Exercise prompt: Whenever the word "назад" turns up in a line of the data below, copy that line.

------------------------------------

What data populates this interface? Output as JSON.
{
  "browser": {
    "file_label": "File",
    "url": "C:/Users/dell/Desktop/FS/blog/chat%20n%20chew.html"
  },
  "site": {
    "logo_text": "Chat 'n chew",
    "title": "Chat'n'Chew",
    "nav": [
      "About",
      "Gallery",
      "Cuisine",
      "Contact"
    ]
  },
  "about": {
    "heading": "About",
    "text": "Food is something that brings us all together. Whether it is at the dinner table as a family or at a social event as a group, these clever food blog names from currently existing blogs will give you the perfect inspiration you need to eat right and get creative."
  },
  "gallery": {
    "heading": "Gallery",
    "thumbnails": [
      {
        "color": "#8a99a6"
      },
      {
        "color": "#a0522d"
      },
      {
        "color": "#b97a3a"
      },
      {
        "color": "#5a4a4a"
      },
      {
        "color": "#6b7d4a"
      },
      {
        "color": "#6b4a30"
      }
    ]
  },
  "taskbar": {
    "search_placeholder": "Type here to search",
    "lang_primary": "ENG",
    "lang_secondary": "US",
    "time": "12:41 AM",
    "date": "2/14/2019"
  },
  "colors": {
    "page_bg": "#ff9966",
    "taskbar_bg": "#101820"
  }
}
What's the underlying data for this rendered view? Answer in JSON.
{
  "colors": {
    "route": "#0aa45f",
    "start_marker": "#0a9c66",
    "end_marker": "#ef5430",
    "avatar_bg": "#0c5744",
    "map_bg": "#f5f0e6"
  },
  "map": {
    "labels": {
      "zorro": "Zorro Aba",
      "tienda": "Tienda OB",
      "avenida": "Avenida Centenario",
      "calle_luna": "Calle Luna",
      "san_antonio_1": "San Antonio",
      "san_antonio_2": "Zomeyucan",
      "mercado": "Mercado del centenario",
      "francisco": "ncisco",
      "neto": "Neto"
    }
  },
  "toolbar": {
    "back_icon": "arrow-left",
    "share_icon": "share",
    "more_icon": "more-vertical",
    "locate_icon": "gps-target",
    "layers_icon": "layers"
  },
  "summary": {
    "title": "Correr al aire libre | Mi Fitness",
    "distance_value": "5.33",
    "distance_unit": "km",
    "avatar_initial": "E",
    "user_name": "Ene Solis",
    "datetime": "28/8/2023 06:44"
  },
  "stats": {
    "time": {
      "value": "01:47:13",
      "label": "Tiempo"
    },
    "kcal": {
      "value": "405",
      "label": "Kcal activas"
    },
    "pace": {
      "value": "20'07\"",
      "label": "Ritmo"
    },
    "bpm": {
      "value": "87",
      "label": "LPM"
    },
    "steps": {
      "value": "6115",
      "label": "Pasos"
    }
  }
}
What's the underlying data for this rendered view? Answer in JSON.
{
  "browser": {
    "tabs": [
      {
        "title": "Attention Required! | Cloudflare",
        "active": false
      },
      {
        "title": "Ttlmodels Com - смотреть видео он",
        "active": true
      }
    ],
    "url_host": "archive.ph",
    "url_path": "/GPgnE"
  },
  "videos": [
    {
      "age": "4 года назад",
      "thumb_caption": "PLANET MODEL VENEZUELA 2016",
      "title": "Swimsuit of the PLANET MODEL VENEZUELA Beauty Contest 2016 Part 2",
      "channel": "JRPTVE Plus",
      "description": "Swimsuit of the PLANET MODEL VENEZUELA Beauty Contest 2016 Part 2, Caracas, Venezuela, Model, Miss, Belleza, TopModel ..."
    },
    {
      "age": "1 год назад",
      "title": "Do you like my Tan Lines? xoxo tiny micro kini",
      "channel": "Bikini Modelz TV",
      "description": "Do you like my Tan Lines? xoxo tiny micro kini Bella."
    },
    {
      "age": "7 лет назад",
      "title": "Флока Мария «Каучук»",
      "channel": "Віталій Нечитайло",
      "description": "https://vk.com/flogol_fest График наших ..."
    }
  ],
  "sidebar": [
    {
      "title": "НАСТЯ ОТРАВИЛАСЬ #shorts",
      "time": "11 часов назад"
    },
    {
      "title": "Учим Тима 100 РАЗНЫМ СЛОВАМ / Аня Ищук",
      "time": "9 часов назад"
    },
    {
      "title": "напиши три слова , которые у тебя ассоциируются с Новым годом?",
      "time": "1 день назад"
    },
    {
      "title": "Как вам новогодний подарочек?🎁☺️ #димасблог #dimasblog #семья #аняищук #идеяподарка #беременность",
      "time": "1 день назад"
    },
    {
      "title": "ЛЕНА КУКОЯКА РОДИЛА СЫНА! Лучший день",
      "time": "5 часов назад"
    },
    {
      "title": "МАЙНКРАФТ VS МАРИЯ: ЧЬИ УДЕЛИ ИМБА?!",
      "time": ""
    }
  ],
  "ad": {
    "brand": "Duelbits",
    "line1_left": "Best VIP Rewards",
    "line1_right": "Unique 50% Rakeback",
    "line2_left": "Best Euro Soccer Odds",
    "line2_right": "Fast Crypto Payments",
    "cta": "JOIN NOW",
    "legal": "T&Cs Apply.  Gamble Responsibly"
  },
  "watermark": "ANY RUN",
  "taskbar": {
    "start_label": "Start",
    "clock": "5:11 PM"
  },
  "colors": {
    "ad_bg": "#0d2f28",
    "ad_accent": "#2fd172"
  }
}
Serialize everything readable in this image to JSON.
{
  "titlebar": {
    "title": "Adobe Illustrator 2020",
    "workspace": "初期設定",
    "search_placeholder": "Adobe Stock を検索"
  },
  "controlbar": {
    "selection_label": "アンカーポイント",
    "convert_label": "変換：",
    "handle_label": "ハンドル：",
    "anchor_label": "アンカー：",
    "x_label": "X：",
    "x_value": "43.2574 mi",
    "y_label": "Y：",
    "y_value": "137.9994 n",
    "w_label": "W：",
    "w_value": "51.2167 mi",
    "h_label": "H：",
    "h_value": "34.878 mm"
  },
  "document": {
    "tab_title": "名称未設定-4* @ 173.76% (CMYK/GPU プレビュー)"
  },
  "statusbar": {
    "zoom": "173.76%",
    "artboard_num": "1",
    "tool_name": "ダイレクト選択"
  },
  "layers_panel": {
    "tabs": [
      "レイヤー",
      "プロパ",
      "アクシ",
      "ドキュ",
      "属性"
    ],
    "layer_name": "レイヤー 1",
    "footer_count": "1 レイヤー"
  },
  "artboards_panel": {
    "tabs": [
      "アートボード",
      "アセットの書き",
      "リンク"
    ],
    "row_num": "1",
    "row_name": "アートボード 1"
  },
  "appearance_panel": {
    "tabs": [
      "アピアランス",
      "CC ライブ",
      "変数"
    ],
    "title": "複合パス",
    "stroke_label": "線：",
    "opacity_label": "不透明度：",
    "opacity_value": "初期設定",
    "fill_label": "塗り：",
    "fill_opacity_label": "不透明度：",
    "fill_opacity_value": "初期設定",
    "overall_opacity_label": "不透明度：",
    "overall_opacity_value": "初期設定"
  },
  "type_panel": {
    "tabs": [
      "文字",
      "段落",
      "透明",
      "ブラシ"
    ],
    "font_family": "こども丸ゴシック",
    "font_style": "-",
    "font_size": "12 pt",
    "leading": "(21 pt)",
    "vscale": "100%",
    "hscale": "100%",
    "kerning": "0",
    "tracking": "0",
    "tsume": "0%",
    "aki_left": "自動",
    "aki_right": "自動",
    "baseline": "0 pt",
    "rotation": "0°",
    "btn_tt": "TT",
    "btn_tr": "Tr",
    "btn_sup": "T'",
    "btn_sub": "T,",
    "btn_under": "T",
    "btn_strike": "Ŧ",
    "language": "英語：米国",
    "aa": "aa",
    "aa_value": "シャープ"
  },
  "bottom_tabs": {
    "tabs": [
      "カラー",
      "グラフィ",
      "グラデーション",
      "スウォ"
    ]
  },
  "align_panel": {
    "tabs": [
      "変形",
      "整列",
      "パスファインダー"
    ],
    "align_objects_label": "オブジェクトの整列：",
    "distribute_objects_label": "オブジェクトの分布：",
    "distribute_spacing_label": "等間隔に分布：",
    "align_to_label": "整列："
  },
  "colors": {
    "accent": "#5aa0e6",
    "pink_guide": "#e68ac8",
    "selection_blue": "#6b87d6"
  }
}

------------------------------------

Written response:
      "age": "4 года назад",
      "age": "1 год назад",
      "age": "7 лет назад",
      "time": "11 часов назад"
      "time": "9 часов назад"
      "time": "1 день назад"
      "time": "1 день назад"
      "time": "5 часов назад"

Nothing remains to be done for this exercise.